OSCE 5

Candidates were asked to describe the X-ray findings, list possible aetiologies, and suggest relevant further investigations or treatment.

Introductory questions included:

“This is the Chest X-ray of an adult who presents with status epilepticus. List the abnormal findings on this chest X-Ray.”

“Examine the Chest X-Ray of this 80 kg male who is being ventilated for respiratory failure in the setting of Acute Pancreatitis. He has no past history of respiratory illness.
Three sets of ventilator settings (A, B & C) are shown below.

A

B

C

FiO2

0.8

0.8

0.8

Respiratory rate (breaths /min

12

12

12

Tidal Volume (ml)

600

1200

400

PEEP (cm water)

7

8

0

Peak pressure (cm water)

35

24

45

Plateau pressure (cm water)

32

23

28

Peak inspiratory flow rate (L/min)

80

80

80

Choose one setting that is most likely to represent the findings on this Chest X-Ray.”

“Examine the Chest X-Ray and the pulmonary function assessment of this patient who is short of breath.

Age: 57

Sex: Female

FEV1

2.03

(4-5L)

FVC

3

(4-5L)

FRC

1.9

(2-2.5L)

DLCO

31

(17-20)

pH

7.41

PCO2

39

PO2

68

What is the major abnormality on the X-Ray?”

Examples included pulmonary haemorrhage, and cord compression.

Eleven out of twenty-two candidates passed this station.

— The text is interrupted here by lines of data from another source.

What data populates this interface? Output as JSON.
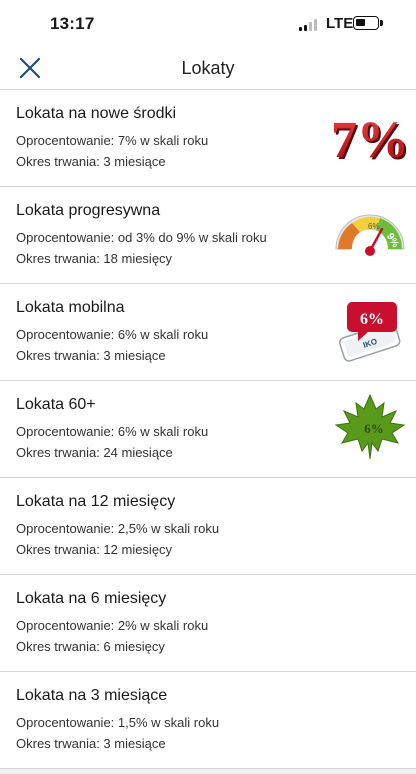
{
  "status": {
    "time": "13:17",
    "network": "LTE"
  },
  "nav": {
    "title": "Lokaty"
  },
  "deposits": [
    {
      "title": "Lokata na nowe środki",
      "rate": "Oprocentowanie: 7% w skali roku",
      "term": "Okres trwania: 3 miesiące",
      "badge": "7%",
      "icon": "red-7-percent-icon"
    },
    {
      "title": "Lokata progresywna",
      "rate": "Oprocentowanie: od 3% do 9% w skali roku",
      "term": "Okres trwania: 18 miesięcy",
      "badge_low": "6%",
      "badge_high": "9%",
      "icon": "gauge-icon"
    },
    {
      "title": "Lokata mobilna",
      "rate": "Oprocentowanie: 6% w skali roku",
      "term": "Okres trwania: 3 miesiące",
      "badge": "6%",
      "badge_sub": "IKO",
      "icon": "phone-bubble-icon"
    },
    {
      "title": "Lokata 60+",
      "rate": "Oprocentowanie: 6% w skali roku",
      "term": "Okres trwania: 24 miesiące",
      "badge": "6%",
      "icon": "maple-leaf-icon"
    },
    {
      "title": "Lokata na 12 miesięcy",
      "rate": "Oprocentowanie: 2,5% w skali roku",
      "term": "Okres trwania: 12 miesięcy"
    },
    {
      "title": "Lokata na 6 miesięcy",
      "rate": "Oprocentowanie: 2% w skali roku",
      "term": "Okres trwania: 6 miesięcy"
    },
    {
      "title": "Lokata na 3 miesiące",
      "rate": "Oprocentowanie: 1,5% w skali roku",
      "term": "Okres trwania: 3 miesiące"
    }
  ],
  "colors": {
    "accent": "#1f4e79",
    "separator": "#d6d6d6",
    "badge_red": "#c8102e",
    "leaf_green": "#5a9a1a"
  }
}
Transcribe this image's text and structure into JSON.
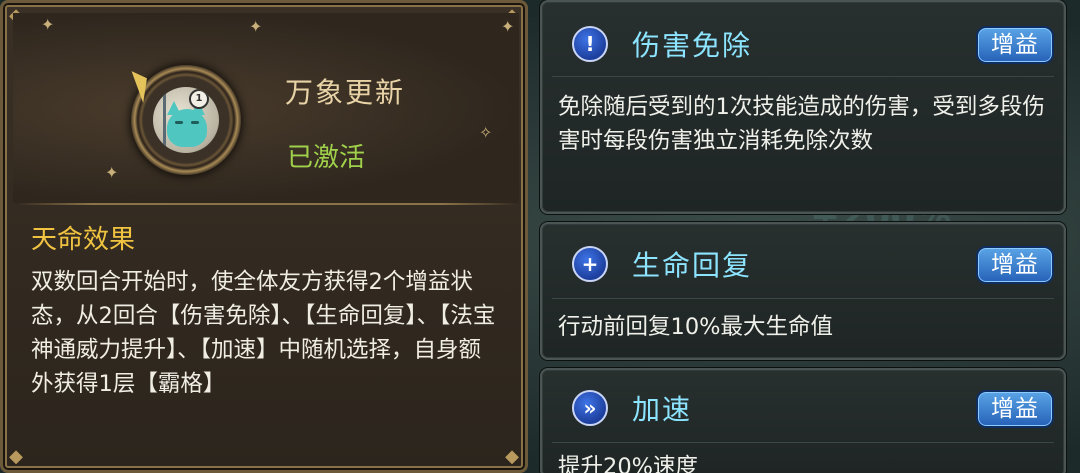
{
  "destiny_panel": {
    "title": "万象更新",
    "status": "已激活",
    "emblem_badge": "1",
    "section_title": "天命效果",
    "description": "双数回合开始时，使全体友方获得2个增益状态，从2回合【伤害免除】、【生命回复】、【法宝神通威力提升】、【加速】中随机选择，自身额外获得1层【霸格】"
  },
  "buffs": [
    {
      "name": "伤害免除",
      "tag": "增益",
      "icon": "shield-exclaim-icon",
      "icon_glyph": "!",
      "description": "免除随后受到的1次技能造成的伤害，受到多段伤害时每段伤害独立消耗免除次数"
    },
    {
      "name": "生命回复",
      "tag": "增益",
      "icon": "plus-icon",
      "icon_glyph": "+",
      "description": "行动前回复10%最大生命值"
    },
    {
      "name": "加速",
      "tag": "增益",
      "icon": "speed-boot-icon",
      "icon_glyph": "»",
      "description": "提升20%速度"
    }
  ],
  "background_text": "+200%",
  "colors": {
    "title": "#e8d3a6",
    "status_active": "#9fd14b",
    "section_title": "#f0c441",
    "buff_name": "#8ce4ff",
    "tag_bg": "#2661b8"
  }
}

Disclaimer: the viva stem above may be an original CICM stem, acquired from their publicly available past papers. Or, perhaps it is a slightly altered version of the original CICM stem. Or, it is a completely original viva stem, concocted by the monstrously amoral author of Deranged Physiology for nothing more than his own personal amusement. In either case, because the college do not make the main viva text or marking criteria available, almost everything here has been confabulated. It might sound like a plausible viva and it could be used for the purpose of practice, but all should be aware that it does not represent the "true" canonical CICM viva station.